Uber’s cutting-edge tax system outside US is truly impressive. Not only has the company managed to get rid of the need to pay taxes in the US for the network of subsidiaries, it also minimizes the taxable income outside its borders, thanks to a ‘Dutch Sandwich’ or ‘Double Dutch’ model of tax avoidance. According to Fortune, this is a proven method not just for Uber but for other giant corporations, such as Google. Just use a pair of Irish or subsidiaries and move the income to a haven like Bermuda. This tax loophole shown in the graph below has been effectively used to avoid around £40 million in tax every year.
Headquarters listed in Bermuda, which under Dutch law allows Uber to avoid taxes in the Netherlands.
Back in 2013 the first subsidiary Uber International C.V. (commanditaire vennootschap) was created, with zero employees and a headquarters listed in Bermuda, which under Dutch law allows Uber to avoid taxes in the Netherlands. Later throughout the year, the agreement with other new subsidiaries was achieved together with the cost-sharing deal between Uber International C.V and Uber Technologies (the parent subsidiary of Uber), where the latter is paid a one-time fee of $1,010,735 plus a royalty of 1.45% of future net revenue for the right to use Uber’s intellectual property outside the U.S. This is how Uber avoids tax authorities on most of it foreign profit.
The second part of a ‘Dutch sandwich’ is yet another important subsidiary, a type of private limited liability company in the Netherlands – Uber B.V. that keeps 1% of Uber’s cut of the fare (20%) and funds Local Uber Subsidiaries in other countries for marketing and support services only. Unlike Uber International C.V. it requires employees as there are a lot of transactions to process. Uber’s share minus costs and the Uber B.V. cut is paid as a royalty to Uber International C.V.
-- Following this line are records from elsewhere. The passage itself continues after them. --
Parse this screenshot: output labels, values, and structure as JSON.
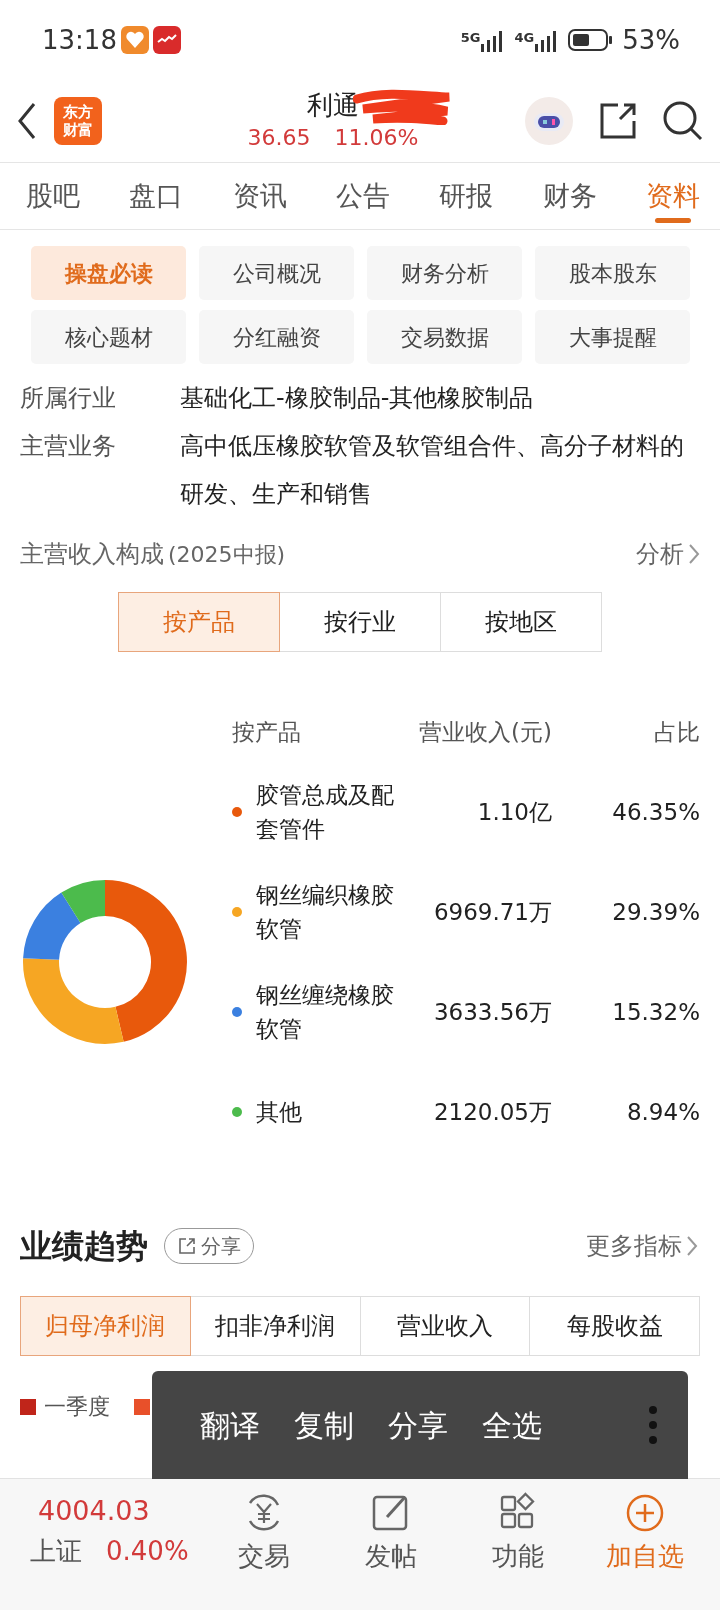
{
  "status_bar": {
    "time": "13:18",
    "net1": "5G",
    "net2": "4G",
    "battery": "53%"
  },
  "header": {
    "logo": [
      "东方",
      "财富"
    ],
    "title": "利通",
    "price": "36.65",
    "change": "11.06%"
  },
  "tabs": [
    {
      "label": "股吧",
      "selected": false
    },
    {
      "label": "盘口",
      "selected": false
    },
    {
      "label": "资讯",
      "selected": false
    },
    {
      "label": "公告",
      "selected": false
    },
    {
      "label": "研报",
      "selected": false
    },
    {
      "label": "财务",
      "selected": false
    },
    {
      "label": "资料",
      "selected": true
    }
  ],
  "sub_buttons": [
    {
      "label": "操盘必读",
      "selected": true
    },
    {
      "label": "公司概况",
      "selected": false
    },
    {
      "label": "财务分析",
      "selected": false
    },
    {
      "label": "股本股东",
      "selected": false
    },
    {
      "label": "核心题材",
      "selected": false
    },
    {
      "label": "分红融资",
      "selected": false
    },
    {
      "label": "交易数据",
      "selected": false
    },
    {
      "label": "大事提醒",
      "selected": false
    }
  ],
  "info": [
    {
      "label": "所属行业",
      "value": "基础化工-橡胶制品-其他橡胶制品"
    },
    {
      "label": "主营业务",
      "value": "高中低压橡胶软管及软管组合件、高分子材料的研发、生产和销售"
    }
  ],
  "revenue": {
    "title": "主营收入构成",
    "period": "(2025中报)",
    "link": "分析",
    "segments": [
      {
        "label": "按产品",
        "selected": true
      },
      {
        "label": "按行业",
        "selected": false
      },
      {
        "label": "按地区",
        "selected": false
      }
    ],
    "columns": [
      "按产品",
      "营业收入(元)",
      "占比"
    ],
    "rows": [
      {
        "revenue": "1.10亿",
        "share": "46.35%",
        "color": "#e8590c"
      },
      {
        "revenue": "6969.71万",
        "share": "29.39%",
        "color": "#f6a623"
      },
      {
        "revenue": "3633.56万",
        "share": "15.32%",
        "color": "#3b80e0"
      },
      {
        "revenue": "2120.05万",
        "share": "8.94%",
        "color": "#4cbb4c"
      }
    ],
    "chart_data": {
      "type": "donut",
      "categories": [
        "胶管总成及配套管件",
        "钢丝编织橡胶软管",
        "钢丝缠绕橡胶软管",
        "其他"
      ],
      "values": [
        46.35,
        29.39,
        15.32,
        8.94
      ]
    }
  },
  "performance": {
    "title": "业绩趋势",
    "share": "分享",
    "link": "更多指标",
    "tabs": [
      {
        "label": "归母净利润",
        "selected": true
      },
      {
        "label": "扣非净利润",
        "selected": false
      },
      {
        "label": "营业收入",
        "selected": false
      },
      {
        "label": "每股收益",
        "selected": false
      }
    ],
    "legend": [
      {
        "label": "一季度",
        "color": "#c0251a"
      },
      {
        "color": "#e8502a"
      }
    ]
  },
  "popup": {
    "items": [
      "翻译",
      "复制",
      "分享",
      "全选"
    ]
  },
  "bottom_bar": {
    "index_value": "4004.03",
    "index_name": "上证",
    "index_change": "0.40%",
    "items": [
      {
        "label": "交易",
        "highlighted": false
      },
      {
        "label": "发帖",
        "highlighted": false
      },
      {
        "label": "功能",
        "highlighted": false
      },
      {
        "label": "加自选",
        "highlighted": true
      }
    ]
  }
}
After Uber B.V. receives the fare, 80% of it goes to Rasier Operations B.V., which sends it over to the Uber Driver. Then it is a driver’s responsibility to take care of the taxes on his or her earning as well as the vehicle costs. If we compare Uber’s one ride income to that of the driver’s, we can clearly see that the model brings more profit to Uber rather than a driver.
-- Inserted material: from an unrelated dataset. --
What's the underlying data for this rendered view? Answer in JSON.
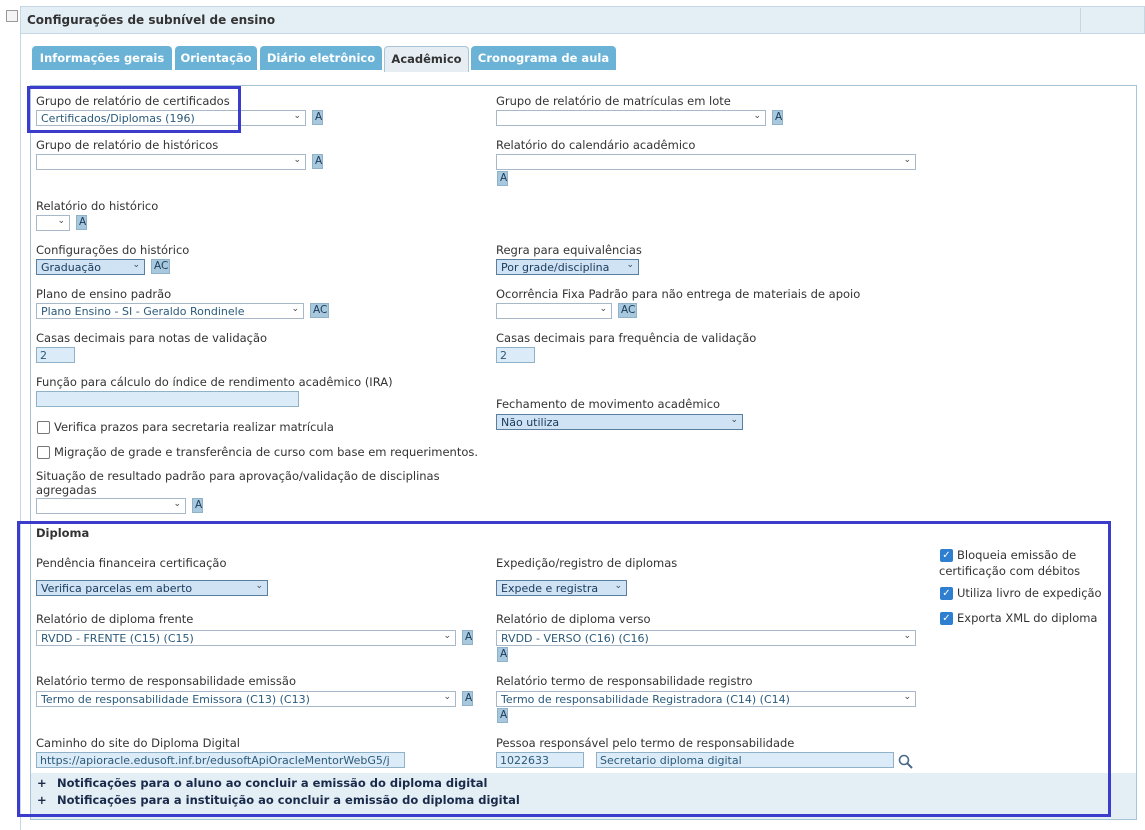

This complicated equation turned many former Uber drivers against the company, leading to numerous protests around the world. Following the ‘black cab’ event, more than 100 Uber drivers participated in a go-slow protest in London and demanded mayor Sadiq Khan to push the American company to increase the minimum wage. Prior to this event, Uber lost the right to classify its workers as self-employed in a court case brought by two former Uber drivers. Even then, the company refused to apply the ruling to all its workers, but rather only to the ones who brought the case. Nonetheless, the tribunal’s decision may lead to drastic changes in Uber’s tax system.
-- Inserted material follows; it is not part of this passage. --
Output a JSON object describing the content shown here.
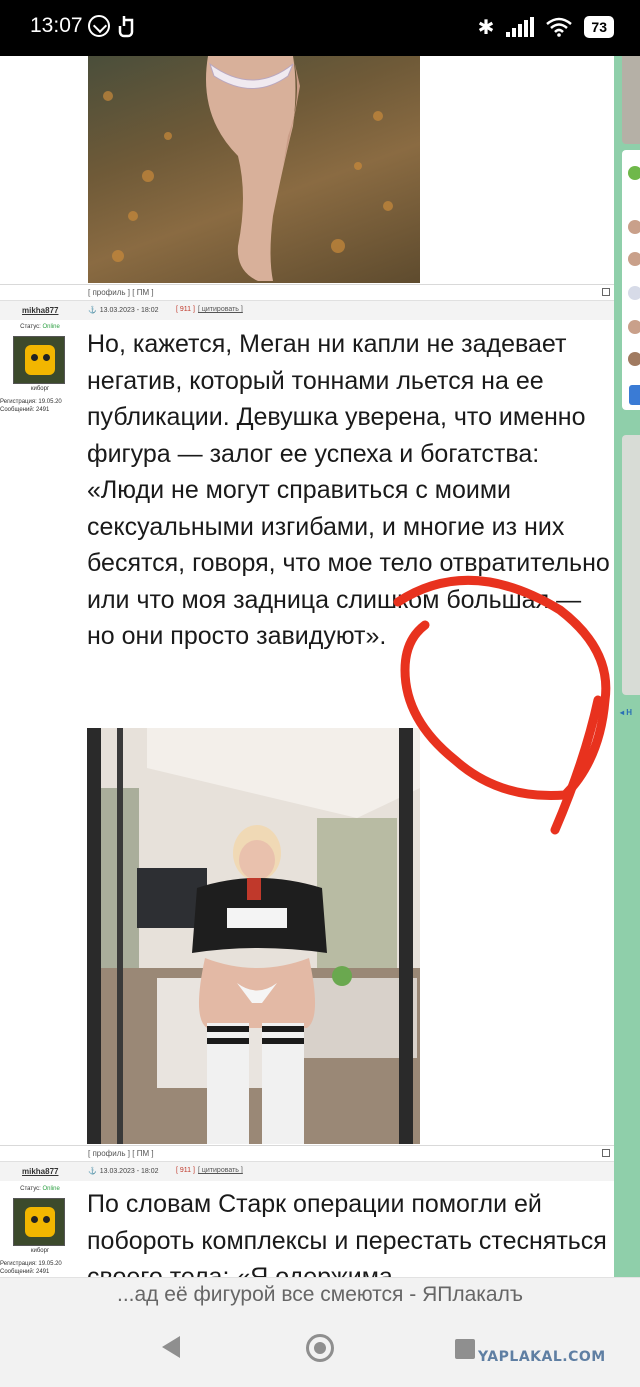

Lesson #5: Try to be good, but don’t
To deal with the situation, Uber introduced the ‘180 days of change’ program in June 2017 to solve the issue of drivers’ rights. The program already includes new benefits for drivers such as tipping, driver injury insurance, etc. and declares to continue to contribute to better relations with its drivers.
Even though the program’s changes are clear and on point, Uber doesn’t stop there. These modifications come at the cost of riders since fares are increasing as well. Meanwhile, Uber’s marketing team is at its best, creating new solutions and psychological tricks to make both drivers and users click the button. For example, the company now sends encouraging messages to make more rides for drivers as well as new ride deals and price-cut codes for users. Such tricks can influence the users’ demands and drivers’ working hours, pushing them to work more towards the ultimate service of Uber’s corporate growth.
Because the more we all click, the better… at least for Uber.